As a result, Namco famously had a fully playable version of arcade shooter Galaxian running inbetween Ridge Racer tracks. While lengthy load times were particularly a problem in the CD-based era of the original PlayStation, more powerful hardware has been matched by increasingly demanding games, meaning players still sometimes face seemingly-interminable waits on some titles.
Because Namco had secured the patent on the idea of interstitial minigames, no one else could do the same. The best you could hope for was a particularly entertaining loading screen, or that a hint may prove relevant. However, patents expire after 20 years, which for this one was on 27 November. That means minigames while-you-wait are now an option for any developer that wants to incorporate them.
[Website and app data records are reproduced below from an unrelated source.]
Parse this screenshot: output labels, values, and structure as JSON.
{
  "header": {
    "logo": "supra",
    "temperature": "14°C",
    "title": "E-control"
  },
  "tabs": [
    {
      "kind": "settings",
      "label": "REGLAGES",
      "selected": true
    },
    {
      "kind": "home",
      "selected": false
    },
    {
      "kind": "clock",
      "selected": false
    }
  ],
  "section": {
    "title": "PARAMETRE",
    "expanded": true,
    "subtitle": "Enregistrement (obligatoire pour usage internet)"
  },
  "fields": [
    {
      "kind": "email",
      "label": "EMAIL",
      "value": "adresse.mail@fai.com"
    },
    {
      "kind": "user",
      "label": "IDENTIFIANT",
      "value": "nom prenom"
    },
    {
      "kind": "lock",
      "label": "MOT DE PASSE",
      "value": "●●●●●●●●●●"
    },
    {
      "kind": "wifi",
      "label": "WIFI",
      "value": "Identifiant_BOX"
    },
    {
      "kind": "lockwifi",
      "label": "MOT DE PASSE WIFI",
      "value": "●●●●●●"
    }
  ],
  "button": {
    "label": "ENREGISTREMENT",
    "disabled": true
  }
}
There were exceptions to Namco’s rule over the years, though. The patent specifically covered “auxillary game program code” — as in, unrelated to the main game. Bethesda couldn’t have, say, Wayne Gretzky Hockey running while you waited for Skyrim to load an area, but Nintendo’s Splatoon legitimately incorporated a series of original 8-bit style games, playable on the Wii U’s GamePad between matches, because they were directly and thematically related to the main game.
As a result of the patent’s expiration, an indie game jam has been set up, celebrating the opening of (hypothetically) creative floodgates. Loading Screen Jam is centred on “creating interactive loading screens (or anything that infringes on the abstract) and defiling the patent that held back game design for so many years! Create games/interactive material based on infringing the now-defunct patent in any way possible!” Submissions are open until 7 December.
WIRED has contacted Bandai Namco for comment, and will update this story accordingly.